== Directions ==
Gather the lines from the material that contain "object".

=-=-=-=-=

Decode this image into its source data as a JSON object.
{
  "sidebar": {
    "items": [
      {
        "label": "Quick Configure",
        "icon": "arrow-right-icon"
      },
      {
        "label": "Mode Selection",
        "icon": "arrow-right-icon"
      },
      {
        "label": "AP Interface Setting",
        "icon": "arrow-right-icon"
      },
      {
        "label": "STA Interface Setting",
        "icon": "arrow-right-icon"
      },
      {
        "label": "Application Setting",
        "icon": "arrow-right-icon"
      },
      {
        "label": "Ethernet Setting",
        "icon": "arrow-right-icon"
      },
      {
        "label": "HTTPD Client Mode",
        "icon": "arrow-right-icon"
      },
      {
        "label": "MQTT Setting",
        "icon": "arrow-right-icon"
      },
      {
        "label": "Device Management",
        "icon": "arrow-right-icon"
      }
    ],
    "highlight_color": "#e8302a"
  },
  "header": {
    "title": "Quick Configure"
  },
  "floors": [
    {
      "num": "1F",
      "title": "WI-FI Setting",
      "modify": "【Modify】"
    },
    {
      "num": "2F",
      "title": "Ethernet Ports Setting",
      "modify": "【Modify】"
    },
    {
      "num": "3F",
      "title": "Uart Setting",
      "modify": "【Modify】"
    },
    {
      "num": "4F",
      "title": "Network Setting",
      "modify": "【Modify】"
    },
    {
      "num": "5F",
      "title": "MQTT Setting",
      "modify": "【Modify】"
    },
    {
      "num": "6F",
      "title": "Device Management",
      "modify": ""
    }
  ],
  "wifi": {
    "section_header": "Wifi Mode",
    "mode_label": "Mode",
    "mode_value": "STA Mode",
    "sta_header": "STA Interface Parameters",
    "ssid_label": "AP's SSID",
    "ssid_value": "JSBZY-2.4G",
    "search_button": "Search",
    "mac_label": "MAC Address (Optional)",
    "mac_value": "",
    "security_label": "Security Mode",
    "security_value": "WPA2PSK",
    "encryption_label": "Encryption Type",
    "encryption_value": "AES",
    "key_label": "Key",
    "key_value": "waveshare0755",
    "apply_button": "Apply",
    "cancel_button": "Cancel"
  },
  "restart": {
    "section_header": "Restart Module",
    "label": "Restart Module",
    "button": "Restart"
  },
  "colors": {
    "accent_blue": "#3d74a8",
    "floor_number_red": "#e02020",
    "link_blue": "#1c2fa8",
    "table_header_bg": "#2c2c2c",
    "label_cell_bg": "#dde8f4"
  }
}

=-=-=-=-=

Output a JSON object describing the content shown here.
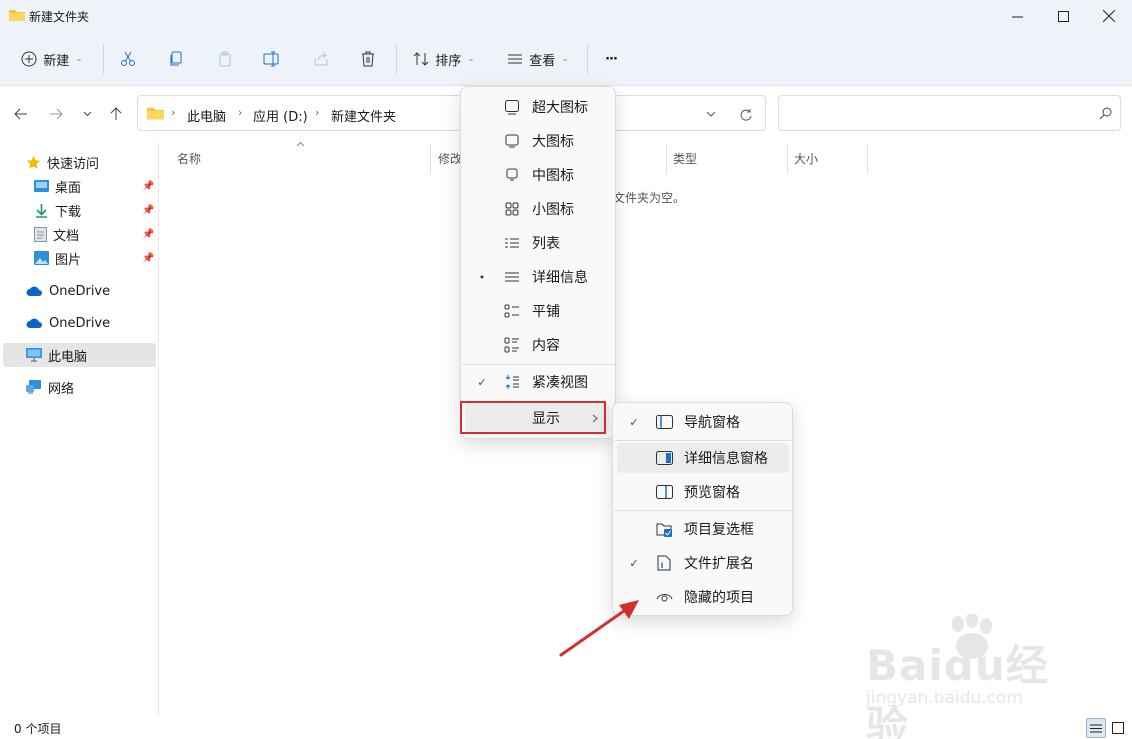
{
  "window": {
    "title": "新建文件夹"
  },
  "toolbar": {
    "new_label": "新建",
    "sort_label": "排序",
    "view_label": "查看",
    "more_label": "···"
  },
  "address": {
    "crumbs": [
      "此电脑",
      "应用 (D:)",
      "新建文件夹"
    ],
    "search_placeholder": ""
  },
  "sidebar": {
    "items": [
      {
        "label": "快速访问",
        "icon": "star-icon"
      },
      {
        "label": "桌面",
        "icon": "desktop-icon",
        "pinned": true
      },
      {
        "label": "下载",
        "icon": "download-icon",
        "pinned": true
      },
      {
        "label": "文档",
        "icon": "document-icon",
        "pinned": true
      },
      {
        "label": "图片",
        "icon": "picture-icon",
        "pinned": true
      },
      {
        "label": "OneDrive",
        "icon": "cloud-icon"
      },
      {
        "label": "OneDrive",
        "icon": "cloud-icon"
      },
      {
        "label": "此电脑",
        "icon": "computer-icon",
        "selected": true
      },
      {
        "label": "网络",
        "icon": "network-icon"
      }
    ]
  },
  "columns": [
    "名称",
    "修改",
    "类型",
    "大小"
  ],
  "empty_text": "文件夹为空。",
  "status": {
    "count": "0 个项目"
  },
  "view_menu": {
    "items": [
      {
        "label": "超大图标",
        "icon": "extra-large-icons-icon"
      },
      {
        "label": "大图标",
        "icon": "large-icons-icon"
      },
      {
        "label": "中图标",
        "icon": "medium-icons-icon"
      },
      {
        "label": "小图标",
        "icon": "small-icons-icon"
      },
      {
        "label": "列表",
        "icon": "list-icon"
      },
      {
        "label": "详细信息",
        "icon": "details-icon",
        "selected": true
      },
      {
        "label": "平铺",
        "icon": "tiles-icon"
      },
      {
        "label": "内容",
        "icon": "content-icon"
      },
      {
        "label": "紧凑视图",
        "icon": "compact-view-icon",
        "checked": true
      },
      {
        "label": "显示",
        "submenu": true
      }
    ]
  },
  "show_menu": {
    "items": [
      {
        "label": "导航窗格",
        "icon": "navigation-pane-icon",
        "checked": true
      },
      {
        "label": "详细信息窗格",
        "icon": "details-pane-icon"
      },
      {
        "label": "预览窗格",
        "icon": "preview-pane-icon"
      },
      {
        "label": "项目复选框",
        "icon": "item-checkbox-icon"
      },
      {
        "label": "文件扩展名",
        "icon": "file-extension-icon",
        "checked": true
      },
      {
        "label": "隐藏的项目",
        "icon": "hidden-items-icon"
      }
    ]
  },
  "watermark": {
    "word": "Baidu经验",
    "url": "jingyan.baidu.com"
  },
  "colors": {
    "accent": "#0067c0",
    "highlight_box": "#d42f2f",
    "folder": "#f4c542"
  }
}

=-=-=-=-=

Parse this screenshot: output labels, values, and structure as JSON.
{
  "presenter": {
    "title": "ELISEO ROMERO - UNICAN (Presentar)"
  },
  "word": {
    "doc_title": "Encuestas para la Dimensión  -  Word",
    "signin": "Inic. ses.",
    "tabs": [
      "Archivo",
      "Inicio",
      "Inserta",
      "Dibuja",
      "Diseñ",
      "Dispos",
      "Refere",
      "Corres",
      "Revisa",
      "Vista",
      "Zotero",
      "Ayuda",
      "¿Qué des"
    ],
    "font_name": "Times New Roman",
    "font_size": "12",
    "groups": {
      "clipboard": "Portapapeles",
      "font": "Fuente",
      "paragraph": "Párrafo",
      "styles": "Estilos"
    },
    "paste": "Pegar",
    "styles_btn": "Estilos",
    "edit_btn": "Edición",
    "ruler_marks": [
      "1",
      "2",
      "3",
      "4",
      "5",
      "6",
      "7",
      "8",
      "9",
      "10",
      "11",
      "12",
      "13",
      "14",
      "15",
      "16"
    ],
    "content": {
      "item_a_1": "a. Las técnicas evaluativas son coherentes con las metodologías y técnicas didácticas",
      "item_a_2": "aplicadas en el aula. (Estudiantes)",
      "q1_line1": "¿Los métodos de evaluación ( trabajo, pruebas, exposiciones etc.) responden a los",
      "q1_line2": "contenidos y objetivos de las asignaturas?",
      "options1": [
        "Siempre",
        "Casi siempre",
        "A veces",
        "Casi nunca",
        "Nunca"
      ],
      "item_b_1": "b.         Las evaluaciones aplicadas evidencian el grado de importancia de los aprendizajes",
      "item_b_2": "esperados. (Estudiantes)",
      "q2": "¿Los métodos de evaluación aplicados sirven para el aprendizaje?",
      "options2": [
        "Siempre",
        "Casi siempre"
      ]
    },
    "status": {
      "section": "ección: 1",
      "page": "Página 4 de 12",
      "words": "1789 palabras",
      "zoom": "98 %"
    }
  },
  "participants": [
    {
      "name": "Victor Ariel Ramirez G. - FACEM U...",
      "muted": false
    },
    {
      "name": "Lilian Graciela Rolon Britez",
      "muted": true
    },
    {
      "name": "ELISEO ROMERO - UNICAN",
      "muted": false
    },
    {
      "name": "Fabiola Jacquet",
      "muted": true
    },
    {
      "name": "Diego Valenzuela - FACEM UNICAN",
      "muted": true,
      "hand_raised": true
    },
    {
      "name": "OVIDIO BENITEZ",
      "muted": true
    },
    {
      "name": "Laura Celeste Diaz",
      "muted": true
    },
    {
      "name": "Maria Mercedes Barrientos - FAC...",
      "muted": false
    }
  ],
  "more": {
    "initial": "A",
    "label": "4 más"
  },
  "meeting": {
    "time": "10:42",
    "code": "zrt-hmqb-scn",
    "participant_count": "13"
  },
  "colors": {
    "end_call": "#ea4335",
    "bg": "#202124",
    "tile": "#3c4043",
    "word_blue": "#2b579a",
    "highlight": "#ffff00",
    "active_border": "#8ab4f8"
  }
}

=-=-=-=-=

== Solution to the problem ==
Decode this image into its source data as a JSON object.
Output a JSON object describing the content shown here.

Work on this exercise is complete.